## Your instructions
For each line in the data below that has the word "folder", copy that line.
--- Supplied data Enclosed Below ---
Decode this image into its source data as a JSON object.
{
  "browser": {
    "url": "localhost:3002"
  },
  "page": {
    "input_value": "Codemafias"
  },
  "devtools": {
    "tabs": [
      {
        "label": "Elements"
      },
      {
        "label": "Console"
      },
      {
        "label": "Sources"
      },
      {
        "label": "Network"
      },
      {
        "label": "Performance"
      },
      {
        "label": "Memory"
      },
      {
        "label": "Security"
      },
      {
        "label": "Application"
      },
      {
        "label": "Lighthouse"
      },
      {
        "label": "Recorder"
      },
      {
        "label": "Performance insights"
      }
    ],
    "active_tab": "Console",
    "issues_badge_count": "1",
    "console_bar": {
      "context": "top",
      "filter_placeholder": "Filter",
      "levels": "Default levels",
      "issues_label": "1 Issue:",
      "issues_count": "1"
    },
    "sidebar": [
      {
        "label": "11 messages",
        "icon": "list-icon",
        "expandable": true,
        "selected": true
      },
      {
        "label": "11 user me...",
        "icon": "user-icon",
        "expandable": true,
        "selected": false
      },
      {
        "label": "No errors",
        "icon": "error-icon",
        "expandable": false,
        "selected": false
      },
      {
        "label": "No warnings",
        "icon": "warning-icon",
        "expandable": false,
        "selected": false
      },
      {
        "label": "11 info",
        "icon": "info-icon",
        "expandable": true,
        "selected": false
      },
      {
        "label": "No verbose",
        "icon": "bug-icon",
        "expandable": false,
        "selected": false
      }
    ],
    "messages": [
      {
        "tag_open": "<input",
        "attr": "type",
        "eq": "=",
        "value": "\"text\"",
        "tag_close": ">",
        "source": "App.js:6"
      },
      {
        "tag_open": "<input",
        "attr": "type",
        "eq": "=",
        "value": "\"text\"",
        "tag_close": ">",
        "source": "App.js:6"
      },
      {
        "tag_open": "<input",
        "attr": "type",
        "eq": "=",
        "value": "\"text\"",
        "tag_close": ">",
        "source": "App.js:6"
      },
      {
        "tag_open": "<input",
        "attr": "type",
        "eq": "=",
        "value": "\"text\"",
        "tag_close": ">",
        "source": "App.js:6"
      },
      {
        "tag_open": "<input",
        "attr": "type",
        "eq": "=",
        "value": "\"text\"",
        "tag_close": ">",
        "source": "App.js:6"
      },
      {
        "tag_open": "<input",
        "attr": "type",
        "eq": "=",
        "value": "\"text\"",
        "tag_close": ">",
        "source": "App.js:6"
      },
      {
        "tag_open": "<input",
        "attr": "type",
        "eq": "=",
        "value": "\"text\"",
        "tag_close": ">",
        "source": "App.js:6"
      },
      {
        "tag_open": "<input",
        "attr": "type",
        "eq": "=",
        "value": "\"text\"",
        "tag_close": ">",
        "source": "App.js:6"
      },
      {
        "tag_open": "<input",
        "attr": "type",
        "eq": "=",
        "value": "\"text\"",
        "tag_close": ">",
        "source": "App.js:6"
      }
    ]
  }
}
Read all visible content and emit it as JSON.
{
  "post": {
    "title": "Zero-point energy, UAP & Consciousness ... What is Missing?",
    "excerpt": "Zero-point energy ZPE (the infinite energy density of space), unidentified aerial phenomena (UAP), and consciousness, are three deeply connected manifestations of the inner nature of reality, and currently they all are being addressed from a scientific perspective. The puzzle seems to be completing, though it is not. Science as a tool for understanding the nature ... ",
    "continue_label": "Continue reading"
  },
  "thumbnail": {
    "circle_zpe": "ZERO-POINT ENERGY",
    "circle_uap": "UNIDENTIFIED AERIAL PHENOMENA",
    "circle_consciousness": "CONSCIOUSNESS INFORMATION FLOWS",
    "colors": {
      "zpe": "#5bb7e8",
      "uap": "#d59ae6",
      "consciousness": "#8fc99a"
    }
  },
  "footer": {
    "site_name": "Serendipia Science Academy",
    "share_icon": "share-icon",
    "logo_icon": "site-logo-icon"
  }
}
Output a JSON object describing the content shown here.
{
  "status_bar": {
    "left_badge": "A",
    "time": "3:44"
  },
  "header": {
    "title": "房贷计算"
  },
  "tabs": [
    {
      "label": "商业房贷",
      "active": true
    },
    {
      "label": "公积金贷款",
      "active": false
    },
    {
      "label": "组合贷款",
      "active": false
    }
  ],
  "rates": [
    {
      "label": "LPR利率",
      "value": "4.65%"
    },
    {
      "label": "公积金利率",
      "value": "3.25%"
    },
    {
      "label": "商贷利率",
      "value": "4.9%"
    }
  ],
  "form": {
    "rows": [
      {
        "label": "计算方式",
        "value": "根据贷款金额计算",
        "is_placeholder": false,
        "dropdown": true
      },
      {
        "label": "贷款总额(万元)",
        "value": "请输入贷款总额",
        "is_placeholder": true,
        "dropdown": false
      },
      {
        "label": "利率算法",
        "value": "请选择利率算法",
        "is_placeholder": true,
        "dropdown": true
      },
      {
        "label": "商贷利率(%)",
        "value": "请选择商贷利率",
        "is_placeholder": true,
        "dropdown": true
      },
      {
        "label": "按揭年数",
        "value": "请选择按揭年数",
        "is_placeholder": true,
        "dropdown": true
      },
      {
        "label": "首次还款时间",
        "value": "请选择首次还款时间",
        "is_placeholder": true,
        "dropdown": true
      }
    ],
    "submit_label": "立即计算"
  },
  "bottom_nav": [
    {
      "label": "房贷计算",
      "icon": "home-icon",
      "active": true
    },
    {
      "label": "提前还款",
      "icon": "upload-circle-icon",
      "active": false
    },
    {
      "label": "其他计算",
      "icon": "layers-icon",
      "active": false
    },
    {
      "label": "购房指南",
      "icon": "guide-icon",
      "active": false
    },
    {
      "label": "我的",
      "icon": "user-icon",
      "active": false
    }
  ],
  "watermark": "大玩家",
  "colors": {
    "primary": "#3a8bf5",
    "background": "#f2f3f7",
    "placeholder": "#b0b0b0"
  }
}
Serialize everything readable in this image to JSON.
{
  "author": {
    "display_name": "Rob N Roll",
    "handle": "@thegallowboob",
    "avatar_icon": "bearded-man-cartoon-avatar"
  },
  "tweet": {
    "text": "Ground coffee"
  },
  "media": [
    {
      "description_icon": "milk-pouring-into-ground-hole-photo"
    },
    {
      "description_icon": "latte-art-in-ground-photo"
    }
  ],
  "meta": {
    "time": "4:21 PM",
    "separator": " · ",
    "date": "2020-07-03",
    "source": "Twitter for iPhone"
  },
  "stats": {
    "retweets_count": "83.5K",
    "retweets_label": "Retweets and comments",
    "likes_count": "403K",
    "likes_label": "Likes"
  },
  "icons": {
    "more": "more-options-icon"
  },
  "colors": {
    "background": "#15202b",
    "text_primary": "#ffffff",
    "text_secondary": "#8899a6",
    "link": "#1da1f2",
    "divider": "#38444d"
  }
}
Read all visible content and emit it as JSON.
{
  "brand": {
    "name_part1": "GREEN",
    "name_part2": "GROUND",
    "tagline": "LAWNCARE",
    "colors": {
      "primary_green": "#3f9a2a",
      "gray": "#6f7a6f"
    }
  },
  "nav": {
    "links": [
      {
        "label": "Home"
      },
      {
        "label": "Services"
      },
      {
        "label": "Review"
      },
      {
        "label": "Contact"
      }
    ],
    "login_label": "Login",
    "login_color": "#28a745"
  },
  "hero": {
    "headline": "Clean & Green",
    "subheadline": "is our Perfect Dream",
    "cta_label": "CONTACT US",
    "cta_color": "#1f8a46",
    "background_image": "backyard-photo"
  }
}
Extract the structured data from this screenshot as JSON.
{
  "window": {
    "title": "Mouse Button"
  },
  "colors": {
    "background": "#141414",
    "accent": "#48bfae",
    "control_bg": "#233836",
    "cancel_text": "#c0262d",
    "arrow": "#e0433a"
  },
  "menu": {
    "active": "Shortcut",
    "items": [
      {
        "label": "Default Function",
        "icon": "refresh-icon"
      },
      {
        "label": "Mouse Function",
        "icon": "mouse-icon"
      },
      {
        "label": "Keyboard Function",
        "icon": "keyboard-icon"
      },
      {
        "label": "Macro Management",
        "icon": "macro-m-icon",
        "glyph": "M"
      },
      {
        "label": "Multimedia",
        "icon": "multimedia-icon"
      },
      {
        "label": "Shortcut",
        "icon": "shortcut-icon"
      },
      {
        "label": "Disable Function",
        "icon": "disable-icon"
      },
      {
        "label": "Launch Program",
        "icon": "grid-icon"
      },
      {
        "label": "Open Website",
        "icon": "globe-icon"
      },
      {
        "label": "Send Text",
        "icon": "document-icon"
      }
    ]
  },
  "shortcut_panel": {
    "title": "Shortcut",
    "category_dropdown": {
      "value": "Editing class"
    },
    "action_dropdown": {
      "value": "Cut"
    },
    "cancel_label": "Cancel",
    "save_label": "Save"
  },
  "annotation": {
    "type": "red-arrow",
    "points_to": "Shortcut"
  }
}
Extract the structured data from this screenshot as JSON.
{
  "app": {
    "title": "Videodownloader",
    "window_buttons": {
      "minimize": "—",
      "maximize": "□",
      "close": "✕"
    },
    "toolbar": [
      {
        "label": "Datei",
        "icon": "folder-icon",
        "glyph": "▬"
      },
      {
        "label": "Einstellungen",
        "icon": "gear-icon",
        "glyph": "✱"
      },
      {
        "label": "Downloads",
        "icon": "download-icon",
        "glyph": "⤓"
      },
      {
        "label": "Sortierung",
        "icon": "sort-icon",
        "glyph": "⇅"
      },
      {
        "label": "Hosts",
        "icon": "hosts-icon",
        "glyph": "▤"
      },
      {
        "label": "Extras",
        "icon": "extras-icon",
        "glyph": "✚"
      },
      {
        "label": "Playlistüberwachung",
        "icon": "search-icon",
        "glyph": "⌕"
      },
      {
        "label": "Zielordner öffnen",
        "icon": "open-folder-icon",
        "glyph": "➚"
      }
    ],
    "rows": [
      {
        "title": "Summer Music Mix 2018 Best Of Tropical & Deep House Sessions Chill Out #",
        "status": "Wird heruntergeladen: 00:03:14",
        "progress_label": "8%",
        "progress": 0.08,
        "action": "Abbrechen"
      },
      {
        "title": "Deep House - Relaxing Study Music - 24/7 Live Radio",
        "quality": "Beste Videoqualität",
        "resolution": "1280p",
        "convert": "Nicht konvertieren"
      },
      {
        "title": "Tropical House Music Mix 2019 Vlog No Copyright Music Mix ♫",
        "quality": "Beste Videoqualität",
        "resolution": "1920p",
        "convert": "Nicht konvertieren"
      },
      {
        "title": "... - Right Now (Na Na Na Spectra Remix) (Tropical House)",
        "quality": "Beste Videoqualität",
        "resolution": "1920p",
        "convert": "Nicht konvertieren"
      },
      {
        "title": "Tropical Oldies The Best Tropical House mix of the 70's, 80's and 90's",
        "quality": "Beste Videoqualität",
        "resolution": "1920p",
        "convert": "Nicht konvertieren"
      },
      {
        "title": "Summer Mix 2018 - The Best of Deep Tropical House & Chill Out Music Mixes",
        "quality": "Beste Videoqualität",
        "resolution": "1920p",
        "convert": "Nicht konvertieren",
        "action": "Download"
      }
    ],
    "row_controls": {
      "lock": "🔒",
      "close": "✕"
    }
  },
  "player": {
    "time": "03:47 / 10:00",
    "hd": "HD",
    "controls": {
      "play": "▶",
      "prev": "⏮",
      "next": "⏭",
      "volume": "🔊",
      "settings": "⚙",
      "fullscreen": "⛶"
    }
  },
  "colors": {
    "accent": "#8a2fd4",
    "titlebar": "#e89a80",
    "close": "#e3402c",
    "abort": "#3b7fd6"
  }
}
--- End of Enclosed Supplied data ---
## Task output
        "icon": "folder-icon",
        "icon": "open-folder-icon",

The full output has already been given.